Work instruction: Search the entries for the word "contacts". Copy every line that holds it.

Extracted entries:
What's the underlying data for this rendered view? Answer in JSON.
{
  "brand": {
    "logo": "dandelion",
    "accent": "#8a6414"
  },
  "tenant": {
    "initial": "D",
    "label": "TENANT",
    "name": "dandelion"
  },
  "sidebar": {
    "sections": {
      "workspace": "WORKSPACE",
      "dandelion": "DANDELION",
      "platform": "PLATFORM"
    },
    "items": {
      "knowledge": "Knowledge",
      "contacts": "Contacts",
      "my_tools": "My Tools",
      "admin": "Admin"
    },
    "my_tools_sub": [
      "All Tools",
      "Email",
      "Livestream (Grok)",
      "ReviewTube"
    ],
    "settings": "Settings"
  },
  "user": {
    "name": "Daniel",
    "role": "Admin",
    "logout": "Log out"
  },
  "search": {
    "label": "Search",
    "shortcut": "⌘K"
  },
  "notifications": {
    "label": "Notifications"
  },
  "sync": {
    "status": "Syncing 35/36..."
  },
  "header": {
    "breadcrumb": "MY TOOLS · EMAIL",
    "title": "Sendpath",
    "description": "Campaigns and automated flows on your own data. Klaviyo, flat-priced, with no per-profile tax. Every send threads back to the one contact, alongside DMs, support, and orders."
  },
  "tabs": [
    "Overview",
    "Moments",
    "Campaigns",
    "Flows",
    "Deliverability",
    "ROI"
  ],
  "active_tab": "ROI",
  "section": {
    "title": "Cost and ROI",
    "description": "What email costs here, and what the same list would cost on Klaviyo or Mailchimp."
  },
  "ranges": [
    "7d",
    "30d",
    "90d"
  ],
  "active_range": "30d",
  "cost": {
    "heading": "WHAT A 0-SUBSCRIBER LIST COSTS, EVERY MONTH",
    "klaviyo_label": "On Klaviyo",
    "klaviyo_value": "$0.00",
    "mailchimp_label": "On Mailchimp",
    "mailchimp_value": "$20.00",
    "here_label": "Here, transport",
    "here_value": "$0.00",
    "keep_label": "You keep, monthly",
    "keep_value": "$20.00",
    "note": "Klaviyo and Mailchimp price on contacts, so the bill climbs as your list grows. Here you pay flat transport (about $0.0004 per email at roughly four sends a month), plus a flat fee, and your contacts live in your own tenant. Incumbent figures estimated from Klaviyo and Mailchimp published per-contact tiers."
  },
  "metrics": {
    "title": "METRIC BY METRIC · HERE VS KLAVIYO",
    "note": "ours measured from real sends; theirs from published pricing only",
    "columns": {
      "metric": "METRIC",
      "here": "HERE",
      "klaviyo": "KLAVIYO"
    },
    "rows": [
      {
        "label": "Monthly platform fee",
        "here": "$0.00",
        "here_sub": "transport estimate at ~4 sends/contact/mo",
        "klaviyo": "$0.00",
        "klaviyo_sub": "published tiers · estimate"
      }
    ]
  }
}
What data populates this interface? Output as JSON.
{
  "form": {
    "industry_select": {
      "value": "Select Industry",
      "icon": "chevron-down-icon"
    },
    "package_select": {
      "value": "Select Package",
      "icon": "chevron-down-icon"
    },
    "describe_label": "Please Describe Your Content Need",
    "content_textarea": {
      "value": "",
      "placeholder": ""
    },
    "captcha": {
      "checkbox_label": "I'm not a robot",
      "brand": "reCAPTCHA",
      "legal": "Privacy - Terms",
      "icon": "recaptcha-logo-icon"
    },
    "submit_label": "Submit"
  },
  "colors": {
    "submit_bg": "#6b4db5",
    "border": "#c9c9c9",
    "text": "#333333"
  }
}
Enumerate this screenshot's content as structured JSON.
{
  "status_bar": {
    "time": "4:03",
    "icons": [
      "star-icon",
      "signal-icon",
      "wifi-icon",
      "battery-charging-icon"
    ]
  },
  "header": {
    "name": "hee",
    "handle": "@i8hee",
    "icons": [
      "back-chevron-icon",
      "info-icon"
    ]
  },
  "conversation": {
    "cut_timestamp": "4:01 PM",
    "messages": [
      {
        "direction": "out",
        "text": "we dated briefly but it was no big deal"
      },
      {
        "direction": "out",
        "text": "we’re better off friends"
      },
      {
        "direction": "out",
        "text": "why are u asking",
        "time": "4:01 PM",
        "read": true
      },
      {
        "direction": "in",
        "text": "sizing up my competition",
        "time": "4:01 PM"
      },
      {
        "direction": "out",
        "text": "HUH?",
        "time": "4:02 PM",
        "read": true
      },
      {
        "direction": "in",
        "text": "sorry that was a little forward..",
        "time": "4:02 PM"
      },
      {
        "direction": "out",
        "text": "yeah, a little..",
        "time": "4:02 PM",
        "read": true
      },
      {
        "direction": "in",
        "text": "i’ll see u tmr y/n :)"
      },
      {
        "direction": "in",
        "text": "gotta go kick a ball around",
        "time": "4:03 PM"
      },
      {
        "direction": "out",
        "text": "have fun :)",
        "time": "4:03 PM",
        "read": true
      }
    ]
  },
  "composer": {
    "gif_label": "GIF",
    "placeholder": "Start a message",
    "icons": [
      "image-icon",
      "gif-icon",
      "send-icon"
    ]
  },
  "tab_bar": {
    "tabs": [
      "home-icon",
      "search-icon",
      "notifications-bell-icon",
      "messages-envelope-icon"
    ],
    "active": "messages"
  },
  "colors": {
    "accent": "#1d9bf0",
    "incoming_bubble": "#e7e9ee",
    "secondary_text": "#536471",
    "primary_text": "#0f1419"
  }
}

The answer:
      "contacts": "Contacts",
    "note": "Klaviyo and Mailchimp price on contacts, so the bill climbs as your list grows. Here you pay flat transport (about $0.0004 per email at roughly four sends a month), plus a flat fee, and your contacts live in your own tenant. Incumbent figures estimated from Klaviyo and Mailchimp published per-contact tiers."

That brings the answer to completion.